The task – Scan the entries below. Return every line that includes "MATRIZ".

(Given records begins)

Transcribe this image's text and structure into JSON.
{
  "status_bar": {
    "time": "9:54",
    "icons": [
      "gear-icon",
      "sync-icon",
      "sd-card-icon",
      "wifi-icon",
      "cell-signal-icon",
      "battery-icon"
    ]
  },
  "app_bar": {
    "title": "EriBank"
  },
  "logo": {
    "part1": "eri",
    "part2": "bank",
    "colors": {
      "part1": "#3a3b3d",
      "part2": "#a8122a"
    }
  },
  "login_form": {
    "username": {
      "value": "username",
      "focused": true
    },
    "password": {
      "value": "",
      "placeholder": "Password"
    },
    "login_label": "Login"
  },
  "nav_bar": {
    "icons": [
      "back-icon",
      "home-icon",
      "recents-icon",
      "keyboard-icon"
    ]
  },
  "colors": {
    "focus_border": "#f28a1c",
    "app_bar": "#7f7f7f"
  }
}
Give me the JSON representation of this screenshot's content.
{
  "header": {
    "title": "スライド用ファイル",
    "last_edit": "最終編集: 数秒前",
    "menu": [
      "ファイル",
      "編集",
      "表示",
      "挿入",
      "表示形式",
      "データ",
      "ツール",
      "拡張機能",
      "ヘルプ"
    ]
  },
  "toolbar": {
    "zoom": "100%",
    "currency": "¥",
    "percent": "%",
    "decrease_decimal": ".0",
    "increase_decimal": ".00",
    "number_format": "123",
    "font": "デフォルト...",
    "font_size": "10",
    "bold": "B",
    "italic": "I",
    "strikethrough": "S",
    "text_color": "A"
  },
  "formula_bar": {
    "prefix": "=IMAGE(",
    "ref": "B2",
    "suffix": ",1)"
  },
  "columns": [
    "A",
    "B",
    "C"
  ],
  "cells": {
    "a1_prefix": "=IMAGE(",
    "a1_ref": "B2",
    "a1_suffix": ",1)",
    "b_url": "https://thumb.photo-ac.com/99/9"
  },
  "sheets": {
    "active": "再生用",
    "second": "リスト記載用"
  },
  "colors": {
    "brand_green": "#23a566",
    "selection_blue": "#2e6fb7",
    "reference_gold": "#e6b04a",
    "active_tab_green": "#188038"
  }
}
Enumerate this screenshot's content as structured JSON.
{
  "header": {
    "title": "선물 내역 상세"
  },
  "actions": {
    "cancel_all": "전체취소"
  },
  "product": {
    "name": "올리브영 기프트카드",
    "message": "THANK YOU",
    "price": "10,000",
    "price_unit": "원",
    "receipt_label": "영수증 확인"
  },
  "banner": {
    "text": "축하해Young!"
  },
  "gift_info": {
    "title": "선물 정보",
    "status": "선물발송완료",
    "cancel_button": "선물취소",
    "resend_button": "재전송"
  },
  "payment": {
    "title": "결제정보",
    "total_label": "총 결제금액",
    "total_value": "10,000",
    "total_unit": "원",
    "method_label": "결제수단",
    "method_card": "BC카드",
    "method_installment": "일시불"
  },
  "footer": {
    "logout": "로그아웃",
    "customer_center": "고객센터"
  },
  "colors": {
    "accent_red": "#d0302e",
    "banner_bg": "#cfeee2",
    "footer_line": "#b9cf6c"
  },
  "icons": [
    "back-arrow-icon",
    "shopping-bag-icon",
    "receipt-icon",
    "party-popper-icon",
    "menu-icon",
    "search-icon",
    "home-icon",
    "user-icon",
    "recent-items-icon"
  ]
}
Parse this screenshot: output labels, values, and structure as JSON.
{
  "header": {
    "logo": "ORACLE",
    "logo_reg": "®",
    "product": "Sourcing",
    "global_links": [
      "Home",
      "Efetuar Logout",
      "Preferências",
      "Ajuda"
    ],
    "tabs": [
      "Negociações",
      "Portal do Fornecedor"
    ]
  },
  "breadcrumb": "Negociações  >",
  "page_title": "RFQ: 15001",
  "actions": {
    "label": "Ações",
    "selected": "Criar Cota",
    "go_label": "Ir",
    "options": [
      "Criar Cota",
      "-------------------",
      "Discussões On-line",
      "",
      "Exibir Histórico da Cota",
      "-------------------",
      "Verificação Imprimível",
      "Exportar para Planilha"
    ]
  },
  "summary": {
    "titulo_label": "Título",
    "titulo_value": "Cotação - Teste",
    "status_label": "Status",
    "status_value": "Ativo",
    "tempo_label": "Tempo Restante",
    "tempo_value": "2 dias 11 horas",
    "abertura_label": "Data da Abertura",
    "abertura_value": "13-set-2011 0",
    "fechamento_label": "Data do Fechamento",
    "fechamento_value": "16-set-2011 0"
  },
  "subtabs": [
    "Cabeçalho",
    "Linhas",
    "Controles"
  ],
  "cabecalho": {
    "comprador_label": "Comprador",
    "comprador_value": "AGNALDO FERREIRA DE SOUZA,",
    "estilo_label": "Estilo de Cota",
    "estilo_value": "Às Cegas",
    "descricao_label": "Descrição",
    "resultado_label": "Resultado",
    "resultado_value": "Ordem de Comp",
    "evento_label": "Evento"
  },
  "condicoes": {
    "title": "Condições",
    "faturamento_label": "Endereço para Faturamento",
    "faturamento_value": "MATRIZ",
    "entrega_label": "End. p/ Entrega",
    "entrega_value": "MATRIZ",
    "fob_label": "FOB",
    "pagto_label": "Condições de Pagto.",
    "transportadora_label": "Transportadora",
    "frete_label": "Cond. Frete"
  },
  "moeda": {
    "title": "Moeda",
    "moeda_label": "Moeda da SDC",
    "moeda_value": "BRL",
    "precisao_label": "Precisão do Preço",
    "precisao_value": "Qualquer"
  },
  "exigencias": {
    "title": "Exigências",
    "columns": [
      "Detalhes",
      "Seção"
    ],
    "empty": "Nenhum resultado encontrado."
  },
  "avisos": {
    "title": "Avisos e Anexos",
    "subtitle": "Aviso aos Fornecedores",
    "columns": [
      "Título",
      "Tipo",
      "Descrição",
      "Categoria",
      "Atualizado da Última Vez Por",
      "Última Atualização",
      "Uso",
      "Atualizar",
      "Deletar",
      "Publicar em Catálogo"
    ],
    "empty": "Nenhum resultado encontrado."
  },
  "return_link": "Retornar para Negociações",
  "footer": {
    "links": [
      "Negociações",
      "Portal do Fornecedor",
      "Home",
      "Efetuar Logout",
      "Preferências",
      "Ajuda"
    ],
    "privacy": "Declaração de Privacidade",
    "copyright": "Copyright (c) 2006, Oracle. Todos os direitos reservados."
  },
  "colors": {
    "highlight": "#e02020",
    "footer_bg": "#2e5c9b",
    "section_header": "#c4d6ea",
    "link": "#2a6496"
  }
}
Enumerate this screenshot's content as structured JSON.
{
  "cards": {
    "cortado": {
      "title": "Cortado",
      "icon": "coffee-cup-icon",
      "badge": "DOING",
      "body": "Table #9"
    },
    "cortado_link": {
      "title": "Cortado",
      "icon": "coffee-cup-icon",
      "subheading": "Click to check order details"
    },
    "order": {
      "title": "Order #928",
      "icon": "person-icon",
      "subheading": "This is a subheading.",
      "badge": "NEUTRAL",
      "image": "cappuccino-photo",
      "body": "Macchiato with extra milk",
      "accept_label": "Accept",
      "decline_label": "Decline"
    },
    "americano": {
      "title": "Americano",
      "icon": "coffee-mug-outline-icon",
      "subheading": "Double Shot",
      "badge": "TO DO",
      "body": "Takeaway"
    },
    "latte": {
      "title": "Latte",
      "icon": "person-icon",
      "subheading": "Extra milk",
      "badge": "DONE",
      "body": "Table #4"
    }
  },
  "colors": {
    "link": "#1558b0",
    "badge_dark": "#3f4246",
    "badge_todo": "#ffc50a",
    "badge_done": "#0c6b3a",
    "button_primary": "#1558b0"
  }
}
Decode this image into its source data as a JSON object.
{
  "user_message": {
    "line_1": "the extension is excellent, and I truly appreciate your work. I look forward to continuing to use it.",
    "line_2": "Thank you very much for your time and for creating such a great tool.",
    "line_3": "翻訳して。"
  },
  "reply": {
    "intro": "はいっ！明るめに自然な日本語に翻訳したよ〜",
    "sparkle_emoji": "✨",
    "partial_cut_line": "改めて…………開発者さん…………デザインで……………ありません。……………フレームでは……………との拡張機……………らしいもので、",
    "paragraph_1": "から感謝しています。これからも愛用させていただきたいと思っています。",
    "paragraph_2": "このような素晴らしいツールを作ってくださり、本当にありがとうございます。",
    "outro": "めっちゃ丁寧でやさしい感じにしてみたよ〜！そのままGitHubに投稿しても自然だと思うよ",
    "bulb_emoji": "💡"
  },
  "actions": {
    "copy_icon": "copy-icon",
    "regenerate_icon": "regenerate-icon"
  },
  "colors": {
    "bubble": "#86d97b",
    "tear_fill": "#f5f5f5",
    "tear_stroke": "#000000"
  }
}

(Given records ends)

Exercise result –
    "faturamento_value": "MATRIZ",
    "entrega_value": "MATRIZ",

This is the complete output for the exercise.